(Another reflection on) inherited will
I’m such a sucker for shounen anime. Maybe it is because of the context of my childhood – from watching Filipino dubs of Japanese anime in local channels, getting excited by Japanese dubs with English subs in cables, to internet and Netflix access.
A common theme in shounen anime is “inherited will”. I’ve reflected on this in the past, and I feel that this theme is more relevant to my life than ever. This theme is what I loved about One Piece, Naruto, and to some extent Dragon Ball Z (side note: they did Gohan such a disservice after the Cell saga…).
In a way, this “concept” of inherited will has guided my approach to mentorship and being mentored. How can I not be grateful for the mentors that went before me and showed what is possible? How can I not choose to pay it forward when I know I cannot ever repay the wealth of wisdom and will my parents and mentors have passed to me?
The spirit of inherited will is made more manifest in the works of those who came before us. At the very least, their work provides a blueprint or a template. At best, their work provides inspiration of what could be and how we can build on what they have done.
Doing good work feels like such a vocation because it enables the next generation to stand on the shoulders of giants. Mediocre and BS work are flimsy and may even be un- and de-inspiring; good work (even if not perfect) can inspire and can allow the next in line to inherit the will and dreams of the OGs and the pioneers.
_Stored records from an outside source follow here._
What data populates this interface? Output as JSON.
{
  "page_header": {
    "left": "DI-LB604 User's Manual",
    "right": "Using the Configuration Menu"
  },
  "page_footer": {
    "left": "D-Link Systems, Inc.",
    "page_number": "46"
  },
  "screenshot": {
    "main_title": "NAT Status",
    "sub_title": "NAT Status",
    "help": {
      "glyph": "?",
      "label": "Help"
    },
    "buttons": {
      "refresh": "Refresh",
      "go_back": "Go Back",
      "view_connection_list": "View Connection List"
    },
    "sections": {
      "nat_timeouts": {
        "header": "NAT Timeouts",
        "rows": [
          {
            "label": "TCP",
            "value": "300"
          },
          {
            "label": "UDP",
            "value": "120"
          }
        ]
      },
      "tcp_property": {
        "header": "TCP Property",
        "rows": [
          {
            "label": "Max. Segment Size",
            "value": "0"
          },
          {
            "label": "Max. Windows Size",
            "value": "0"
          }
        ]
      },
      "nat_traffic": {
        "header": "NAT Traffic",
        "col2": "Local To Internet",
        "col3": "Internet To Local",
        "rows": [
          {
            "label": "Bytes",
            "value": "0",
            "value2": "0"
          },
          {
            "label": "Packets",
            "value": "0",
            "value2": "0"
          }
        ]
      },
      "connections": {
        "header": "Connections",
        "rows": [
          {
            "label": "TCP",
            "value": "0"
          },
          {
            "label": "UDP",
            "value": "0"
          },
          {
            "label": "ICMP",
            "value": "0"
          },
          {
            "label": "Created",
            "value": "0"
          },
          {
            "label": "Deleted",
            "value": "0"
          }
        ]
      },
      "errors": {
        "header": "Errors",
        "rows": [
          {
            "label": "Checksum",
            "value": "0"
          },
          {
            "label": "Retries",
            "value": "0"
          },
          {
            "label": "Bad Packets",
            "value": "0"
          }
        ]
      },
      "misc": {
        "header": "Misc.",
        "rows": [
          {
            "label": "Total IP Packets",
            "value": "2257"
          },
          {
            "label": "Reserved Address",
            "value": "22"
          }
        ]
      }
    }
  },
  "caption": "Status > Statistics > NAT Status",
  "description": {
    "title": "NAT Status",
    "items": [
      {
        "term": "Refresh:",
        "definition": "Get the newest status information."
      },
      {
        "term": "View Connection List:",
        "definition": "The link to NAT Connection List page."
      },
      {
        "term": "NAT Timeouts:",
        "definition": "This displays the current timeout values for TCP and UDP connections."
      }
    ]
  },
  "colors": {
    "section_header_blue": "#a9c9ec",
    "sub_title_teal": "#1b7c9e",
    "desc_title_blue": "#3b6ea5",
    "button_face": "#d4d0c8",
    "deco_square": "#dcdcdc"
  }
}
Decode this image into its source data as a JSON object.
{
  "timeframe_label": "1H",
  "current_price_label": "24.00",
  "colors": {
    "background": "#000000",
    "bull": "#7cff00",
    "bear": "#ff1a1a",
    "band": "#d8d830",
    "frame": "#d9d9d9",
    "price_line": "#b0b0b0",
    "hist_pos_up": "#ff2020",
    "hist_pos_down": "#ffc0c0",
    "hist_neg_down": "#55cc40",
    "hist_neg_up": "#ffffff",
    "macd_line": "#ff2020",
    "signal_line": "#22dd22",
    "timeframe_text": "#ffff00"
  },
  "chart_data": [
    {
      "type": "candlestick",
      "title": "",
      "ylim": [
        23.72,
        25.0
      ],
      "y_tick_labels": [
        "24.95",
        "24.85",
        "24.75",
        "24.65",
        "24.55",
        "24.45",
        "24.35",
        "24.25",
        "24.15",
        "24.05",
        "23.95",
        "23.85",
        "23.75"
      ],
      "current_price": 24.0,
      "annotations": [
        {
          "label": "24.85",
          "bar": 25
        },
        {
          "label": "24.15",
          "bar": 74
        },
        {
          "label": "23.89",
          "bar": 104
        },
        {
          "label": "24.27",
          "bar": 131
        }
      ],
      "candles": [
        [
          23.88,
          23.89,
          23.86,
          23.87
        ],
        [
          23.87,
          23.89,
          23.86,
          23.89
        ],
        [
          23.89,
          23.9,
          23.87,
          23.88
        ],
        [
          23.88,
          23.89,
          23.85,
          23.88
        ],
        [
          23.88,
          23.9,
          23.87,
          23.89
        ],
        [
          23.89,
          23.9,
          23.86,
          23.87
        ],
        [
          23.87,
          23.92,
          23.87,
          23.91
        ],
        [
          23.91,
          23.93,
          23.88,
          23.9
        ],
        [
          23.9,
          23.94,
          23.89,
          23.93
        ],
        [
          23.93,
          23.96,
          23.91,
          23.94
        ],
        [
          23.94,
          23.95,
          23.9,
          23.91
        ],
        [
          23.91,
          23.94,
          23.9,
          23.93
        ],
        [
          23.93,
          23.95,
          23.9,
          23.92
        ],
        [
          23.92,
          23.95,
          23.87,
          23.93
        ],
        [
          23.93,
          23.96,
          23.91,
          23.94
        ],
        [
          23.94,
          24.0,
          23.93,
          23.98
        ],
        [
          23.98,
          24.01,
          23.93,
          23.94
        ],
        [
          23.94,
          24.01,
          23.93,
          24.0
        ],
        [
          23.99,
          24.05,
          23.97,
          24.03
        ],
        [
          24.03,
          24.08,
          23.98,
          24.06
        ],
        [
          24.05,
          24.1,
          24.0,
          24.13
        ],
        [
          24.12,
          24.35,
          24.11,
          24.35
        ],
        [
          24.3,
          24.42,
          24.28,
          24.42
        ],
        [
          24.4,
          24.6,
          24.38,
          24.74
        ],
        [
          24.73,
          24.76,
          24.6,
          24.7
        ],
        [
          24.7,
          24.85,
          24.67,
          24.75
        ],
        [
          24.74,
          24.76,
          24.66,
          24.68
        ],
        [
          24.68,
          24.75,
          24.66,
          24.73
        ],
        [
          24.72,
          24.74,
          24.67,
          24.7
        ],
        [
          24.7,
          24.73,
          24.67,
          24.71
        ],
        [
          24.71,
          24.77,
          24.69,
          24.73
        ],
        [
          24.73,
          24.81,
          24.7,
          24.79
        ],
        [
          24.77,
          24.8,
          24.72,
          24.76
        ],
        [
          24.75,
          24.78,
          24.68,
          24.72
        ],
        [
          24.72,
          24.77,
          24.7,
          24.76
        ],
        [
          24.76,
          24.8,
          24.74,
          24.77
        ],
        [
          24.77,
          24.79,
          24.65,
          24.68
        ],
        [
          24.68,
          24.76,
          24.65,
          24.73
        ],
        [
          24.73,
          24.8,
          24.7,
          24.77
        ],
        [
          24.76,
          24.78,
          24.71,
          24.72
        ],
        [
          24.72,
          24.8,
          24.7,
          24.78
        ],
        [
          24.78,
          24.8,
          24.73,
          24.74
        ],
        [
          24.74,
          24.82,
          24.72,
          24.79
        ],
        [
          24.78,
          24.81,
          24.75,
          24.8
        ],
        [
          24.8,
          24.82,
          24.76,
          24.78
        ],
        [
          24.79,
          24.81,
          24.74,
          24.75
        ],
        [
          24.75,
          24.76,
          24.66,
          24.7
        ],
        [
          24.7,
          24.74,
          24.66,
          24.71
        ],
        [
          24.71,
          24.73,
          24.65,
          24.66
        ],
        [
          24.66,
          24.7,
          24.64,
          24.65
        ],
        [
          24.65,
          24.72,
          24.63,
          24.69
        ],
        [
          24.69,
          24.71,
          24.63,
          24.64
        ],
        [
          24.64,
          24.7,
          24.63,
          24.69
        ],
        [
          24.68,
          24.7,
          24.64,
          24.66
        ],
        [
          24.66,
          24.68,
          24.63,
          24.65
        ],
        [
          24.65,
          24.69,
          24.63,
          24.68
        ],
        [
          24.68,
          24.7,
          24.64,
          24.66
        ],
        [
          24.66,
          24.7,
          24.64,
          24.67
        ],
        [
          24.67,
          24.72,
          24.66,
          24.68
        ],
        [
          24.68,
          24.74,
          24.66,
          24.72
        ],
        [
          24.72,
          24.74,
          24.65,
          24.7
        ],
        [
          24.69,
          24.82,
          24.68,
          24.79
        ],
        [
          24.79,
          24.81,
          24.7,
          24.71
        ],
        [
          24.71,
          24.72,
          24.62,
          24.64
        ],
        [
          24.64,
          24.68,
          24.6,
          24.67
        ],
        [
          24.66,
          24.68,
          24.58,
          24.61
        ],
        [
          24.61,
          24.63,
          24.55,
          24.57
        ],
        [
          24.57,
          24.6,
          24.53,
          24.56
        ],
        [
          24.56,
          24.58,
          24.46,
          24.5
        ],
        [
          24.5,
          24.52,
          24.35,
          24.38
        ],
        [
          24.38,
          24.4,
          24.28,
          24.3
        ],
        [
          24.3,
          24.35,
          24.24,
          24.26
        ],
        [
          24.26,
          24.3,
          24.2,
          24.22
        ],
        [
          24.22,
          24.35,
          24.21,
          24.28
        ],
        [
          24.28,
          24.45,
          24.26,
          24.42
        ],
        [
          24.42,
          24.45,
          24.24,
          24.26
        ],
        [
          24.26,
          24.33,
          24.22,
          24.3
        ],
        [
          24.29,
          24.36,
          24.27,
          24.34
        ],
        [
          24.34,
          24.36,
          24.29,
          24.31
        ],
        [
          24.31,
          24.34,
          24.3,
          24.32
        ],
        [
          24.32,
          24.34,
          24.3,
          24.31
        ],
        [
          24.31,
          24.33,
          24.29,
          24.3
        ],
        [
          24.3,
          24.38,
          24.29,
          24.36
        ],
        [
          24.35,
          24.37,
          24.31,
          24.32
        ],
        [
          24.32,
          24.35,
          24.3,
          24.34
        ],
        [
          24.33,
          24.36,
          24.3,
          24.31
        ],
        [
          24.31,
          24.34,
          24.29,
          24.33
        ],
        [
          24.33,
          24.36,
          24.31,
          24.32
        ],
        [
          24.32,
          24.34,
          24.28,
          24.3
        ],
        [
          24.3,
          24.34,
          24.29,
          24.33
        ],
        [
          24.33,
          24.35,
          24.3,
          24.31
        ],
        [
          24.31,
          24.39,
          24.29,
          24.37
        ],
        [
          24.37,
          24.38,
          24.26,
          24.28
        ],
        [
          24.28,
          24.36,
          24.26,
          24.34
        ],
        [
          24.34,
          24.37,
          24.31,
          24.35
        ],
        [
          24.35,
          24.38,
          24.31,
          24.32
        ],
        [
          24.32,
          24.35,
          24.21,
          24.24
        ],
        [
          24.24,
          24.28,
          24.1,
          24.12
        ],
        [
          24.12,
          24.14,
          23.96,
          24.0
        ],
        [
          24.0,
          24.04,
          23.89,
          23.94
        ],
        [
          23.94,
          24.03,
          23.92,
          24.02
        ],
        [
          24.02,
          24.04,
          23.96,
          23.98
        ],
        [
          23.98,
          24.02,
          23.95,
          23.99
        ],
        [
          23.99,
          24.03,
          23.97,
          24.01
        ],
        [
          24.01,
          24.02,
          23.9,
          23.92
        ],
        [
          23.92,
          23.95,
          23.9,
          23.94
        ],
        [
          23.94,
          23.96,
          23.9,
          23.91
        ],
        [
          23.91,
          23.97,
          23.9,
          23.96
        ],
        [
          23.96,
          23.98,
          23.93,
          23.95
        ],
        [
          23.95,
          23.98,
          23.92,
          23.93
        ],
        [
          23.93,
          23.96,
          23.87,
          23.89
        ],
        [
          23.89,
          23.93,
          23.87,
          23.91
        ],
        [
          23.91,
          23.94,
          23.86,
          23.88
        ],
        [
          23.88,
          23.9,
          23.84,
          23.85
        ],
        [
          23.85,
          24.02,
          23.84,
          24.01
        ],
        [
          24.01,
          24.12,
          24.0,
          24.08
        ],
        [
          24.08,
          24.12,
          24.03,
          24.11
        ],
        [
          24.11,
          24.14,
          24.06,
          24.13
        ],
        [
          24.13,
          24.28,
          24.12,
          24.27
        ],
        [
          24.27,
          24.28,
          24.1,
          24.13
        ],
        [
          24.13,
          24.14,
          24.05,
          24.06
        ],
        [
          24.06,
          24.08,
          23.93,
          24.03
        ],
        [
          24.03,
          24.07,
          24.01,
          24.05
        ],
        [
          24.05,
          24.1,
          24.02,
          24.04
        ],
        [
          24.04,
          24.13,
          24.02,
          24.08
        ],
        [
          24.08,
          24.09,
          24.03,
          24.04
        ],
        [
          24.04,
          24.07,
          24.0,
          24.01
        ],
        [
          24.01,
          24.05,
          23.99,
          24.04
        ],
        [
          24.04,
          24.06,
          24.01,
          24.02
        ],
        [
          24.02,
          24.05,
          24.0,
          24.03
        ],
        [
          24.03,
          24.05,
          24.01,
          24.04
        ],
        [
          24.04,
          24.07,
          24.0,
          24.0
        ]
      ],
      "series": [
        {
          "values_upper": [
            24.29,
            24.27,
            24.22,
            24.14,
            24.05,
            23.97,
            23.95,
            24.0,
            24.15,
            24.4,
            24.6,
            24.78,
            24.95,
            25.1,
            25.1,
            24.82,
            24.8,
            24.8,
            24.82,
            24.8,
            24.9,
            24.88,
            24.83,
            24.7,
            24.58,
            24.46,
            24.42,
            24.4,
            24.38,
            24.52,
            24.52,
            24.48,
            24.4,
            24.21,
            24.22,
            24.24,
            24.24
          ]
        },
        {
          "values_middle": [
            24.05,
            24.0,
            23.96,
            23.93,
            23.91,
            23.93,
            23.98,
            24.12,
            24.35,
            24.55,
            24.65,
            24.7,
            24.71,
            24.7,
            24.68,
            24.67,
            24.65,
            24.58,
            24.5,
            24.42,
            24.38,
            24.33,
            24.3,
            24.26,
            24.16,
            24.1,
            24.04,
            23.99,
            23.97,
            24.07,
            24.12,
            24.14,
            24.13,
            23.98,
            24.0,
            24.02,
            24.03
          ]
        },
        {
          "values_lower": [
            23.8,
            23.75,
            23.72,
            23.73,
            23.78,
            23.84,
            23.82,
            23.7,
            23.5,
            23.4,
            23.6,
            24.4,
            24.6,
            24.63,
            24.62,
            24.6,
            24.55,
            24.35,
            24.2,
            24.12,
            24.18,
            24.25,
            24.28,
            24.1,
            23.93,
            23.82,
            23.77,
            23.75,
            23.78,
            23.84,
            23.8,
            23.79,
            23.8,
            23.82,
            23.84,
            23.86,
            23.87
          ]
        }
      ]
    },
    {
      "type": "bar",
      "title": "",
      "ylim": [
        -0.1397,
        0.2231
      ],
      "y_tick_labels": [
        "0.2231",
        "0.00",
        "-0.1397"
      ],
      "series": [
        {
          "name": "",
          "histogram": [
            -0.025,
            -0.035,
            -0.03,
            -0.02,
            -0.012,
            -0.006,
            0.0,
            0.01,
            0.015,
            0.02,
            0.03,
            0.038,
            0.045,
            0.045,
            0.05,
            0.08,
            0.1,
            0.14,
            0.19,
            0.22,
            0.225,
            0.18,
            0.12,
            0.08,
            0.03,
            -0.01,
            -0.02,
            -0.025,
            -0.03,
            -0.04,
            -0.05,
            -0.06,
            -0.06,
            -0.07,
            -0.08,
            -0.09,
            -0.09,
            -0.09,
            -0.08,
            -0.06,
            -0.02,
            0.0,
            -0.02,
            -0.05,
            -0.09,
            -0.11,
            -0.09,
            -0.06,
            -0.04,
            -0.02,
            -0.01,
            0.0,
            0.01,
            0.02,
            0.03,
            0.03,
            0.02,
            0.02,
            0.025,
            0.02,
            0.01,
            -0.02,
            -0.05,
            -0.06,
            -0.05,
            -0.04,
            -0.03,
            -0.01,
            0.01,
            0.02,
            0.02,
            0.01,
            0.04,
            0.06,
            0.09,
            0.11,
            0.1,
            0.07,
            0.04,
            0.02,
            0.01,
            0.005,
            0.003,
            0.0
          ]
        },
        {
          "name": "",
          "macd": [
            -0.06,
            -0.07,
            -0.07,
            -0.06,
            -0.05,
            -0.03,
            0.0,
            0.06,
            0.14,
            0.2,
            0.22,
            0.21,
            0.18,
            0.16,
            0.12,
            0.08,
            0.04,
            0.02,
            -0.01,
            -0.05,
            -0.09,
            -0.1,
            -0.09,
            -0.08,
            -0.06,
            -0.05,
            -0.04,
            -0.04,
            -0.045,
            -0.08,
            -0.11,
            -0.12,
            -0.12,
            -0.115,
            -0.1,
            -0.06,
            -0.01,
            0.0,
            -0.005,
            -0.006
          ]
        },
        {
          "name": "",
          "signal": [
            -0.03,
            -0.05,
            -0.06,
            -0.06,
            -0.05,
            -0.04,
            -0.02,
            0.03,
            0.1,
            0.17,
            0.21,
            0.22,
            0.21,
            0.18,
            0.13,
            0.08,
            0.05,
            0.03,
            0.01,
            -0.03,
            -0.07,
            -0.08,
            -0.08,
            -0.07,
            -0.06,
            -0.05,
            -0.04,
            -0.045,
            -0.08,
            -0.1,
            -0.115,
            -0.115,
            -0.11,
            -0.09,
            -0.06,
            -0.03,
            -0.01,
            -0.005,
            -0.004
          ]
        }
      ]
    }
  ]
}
May the good work that we do always honor the will and dreams of those who came before us!
John 14:7-14. Otherwise believe for the very works’ sake. Amen, amen I say to you, he that believes in me, the works that I do, he also shall do; and greater than these shall he do.
[DAILY GOSPEL INSIGHTS AND REFLECTION FOR MANAGEMENT AND ORGANIZATION 2023-126: MAY 6, 2023]